This article first appeared in the March/April 2020 issue of New York Tennis Magazine. You can read the full digital edition by clicking here.
In early February, more than 2,000 students from the Rochester City School District took part in a tennis workshop to commemorate Arthur Ashe Legacy Lives Day.
The event came on the heels of the district learning about the USTA’s Tennis in Schools program, which provides equipment and instruction to local schools so they can introduce tennis programming into their curriculum.
“I was invited to a regional training workshop, and on the last day they brought everyone out to some tennis courts for a discussion,” said Nurse Bowick, who has been integral in getting tennis into the Rochester School District and wanted to do something to bring tennis to the kids in the district while also honoring Ashe’s legacy. “A gentleman from the USTA gave a talk about tennis in the schools, and he said that a child will only touch a racket maybe six times between kindergarten and graduation. I couldn’t get that thought out of my head, and I said I’m going to change that.”
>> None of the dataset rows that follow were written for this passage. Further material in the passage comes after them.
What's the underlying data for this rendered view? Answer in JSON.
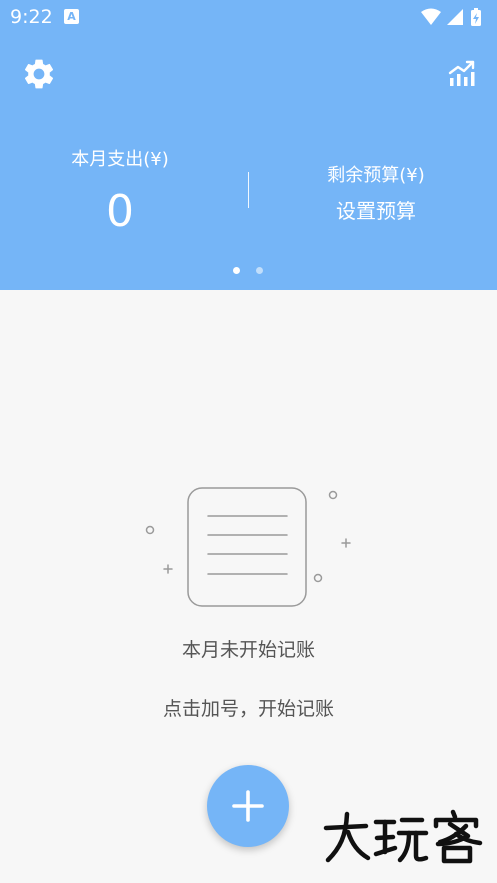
{
  "status_bar": {
    "time": "9:22",
    "app_icon": "A"
  },
  "header": {
    "settings_icon": "gear-icon",
    "stats_icon": "trend-chart-icon",
    "month_expense_label": "本月支出(¥)",
    "month_expense_value": "0",
    "remaining_budget_label": "剩余预算(¥)",
    "set_budget_action": "设置预算",
    "pager": {
      "count": 2,
      "active_index": 0
    }
  },
  "empty_state": {
    "icon": "document-lines-icon",
    "title": "本月未开始记账",
    "hint": "点击加号，开始记账"
  },
  "fab": {
    "icon": "plus-icon"
  },
  "watermark": {
    "text": "大玩客"
  },
  "colors": {
    "primary": "#75b5f7",
    "background": "#f7f7f7",
    "text_secondary": "#555555"
  }
}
So with that inspiration, Bowick began to put together the tennis programming to be introduced into the district’s 57 schools, and implemented a rap contest where kids would put together a rap to honor Ashe and his legacy. These had to include his name, his college, his wife’s name, his daughter’s name, some of his tennis accomplishments, and the country that he was fighting for just prior to his death, Haiti.
“Those were the components that had to be in it. We offered New York Open tickets to the winners, which made it a big draw,” said Bowick.
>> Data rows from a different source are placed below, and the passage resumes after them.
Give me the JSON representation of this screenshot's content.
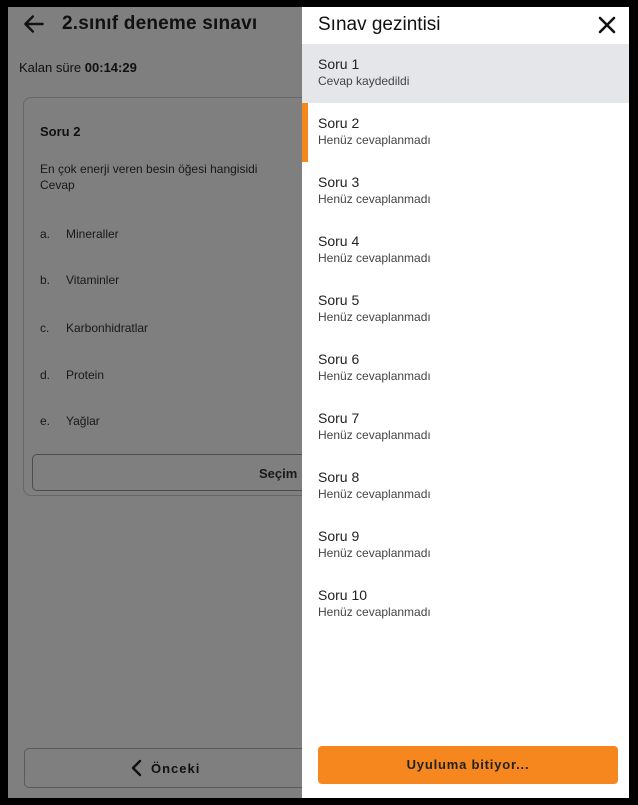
{
  "header": {
    "title": "2.sınıf deneme sınavı",
    "back_icon": "arrow-left-icon"
  },
  "timer": {
    "label": "Kalan süre",
    "value": "00:14:29"
  },
  "question": {
    "title": "Soru 2",
    "text": "En çok enerji veren besin öğesi hangisidi",
    "answer_label": "Cevap",
    "options": [
      {
        "letter": "a.",
        "text": "Mineraller"
      },
      {
        "letter": "b.",
        "text": "Vitaminler"
      },
      {
        "letter": "c.",
        "text": "Karbonhidratlar"
      },
      {
        "letter": "d.",
        "text": "Protein"
      },
      {
        "letter": "e.",
        "text": "Yağlar"
      }
    ],
    "select_label": "Seçim"
  },
  "footer": {
    "prev_label": "Önceki"
  },
  "drawer": {
    "title": "Sınav gezintisi",
    "items": [
      {
        "name": "Soru 1",
        "status": "Cevap kaydedildi"
      },
      {
        "name": "Soru 2",
        "status": "Henüz cevaplanmadı"
      },
      {
        "name": "Soru 3",
        "status": "Henüz cevaplanmadı"
      },
      {
        "name": "Soru 4",
        "status": "Henüz cevaplanmadı"
      },
      {
        "name": "Soru 5",
        "status": "Henüz cevaplanmadı"
      },
      {
        "name": "Soru 6",
        "status": "Henüz cevaplanmadı"
      },
      {
        "name": "Soru 7",
        "status": "Henüz cevaplanmadı"
      },
      {
        "name": "Soru 8",
        "status": "Henüz cevaplanmadı"
      },
      {
        "name": "Soru 9",
        "status": "Henüz cevaplanmadı"
      },
      {
        "name": "Soru 10",
        "status": "Henüz cevaplanmadı"
      }
    ],
    "finish_label": "Uyuluma bitiyor..."
  },
  "colors": {
    "accent": "#f6871f",
    "answered_bg": "#e4e6e9",
    "overlay": "#808080"
  }
}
Bowick, the contest winners and some of their parents then planned a trip down from Rochester to Long Island on the day of the New York Tennis Expo, to enjoy the free day as their love for tennis continues to grow. Bowick fundraised in order to get funds for a Greyhound bus down to Port Authority in New York City, and then a shuttle bus from Port Authority to NYCB LIVE, home of the Nassau Veterans Memorial Coliseum.
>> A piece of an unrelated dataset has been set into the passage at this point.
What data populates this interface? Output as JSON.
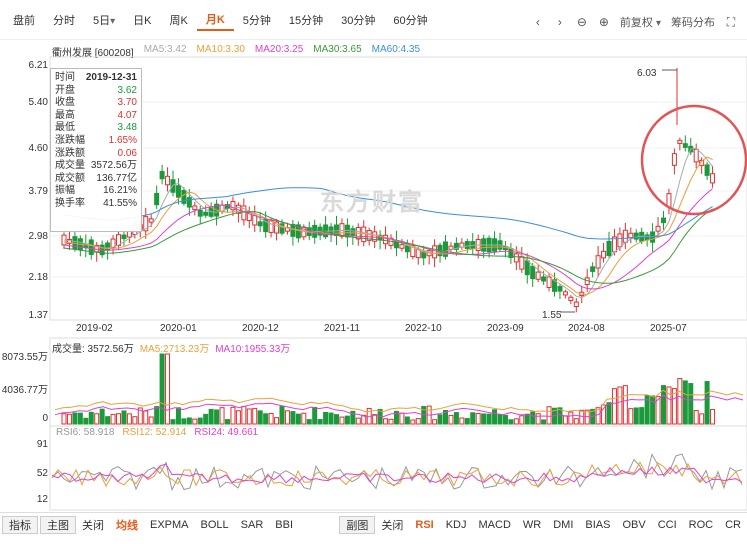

Despite the hectic travel and all the logistics that needed to be worked out, it was all worth it.
“Every single one of those kids wants to play tennis, and these were kids that were not playing before Arthur Ashe Legacy Lives Day,” said Bowick. “And the moment they put on their designer sweatshirts and got their bag of tennis equipment, they were amazed. One of the boys came up to me and said, ‘I’m a celebrity’. And I felt like watching them walk a little bit taller that day made every sleepless night I had putting this together worth it. I could see the kids transform, the wide eyes as they were looking out onto the black courts and actually able to walk on them.”
The kids were honored prior to the afternoon’s second Speaker Session, with their names being read aloud to a round of applause from the audience. They were also treated to a special clinic from legendary tennis coach Nick Bollettieri, who took the time to work and speak with the kids.
“He didn’t just come down and say hi, he was interacting with them and teaching them for a half-hour,” said Bowick. “At one point during the Q&A part of the panel, I told him that I was introducing a group of brown and black kids into a predominantly white sport, and what do I need to do as a coach to prepare them for this. Mr. Bollettieri said you have to be honest with them, and you have to tell it to them like it is. And whatever incidents they may face, give them the opportunity to talk through it. And then give them support and the encouragement to continue on.”
That piece of advice will go a long way for these special kids who were able to come down to Long Island and experience a day like that. With tennis being incorporated into all the schools in the Rochester School District, it will be amazing to see the impact the sport has on those kids, and is proof that the legacy of Arthur Ashe still lives.
“When you think about that little wooden racket and those strings, and the impact that it has on 22 people from Rochester, N.Y. in just one day,” said Bowick. “It’s truly amazing.”
Brian Coleman is the Senior Editor for New York Tennis Magazine. He may be reached at firstname.lastname@example.org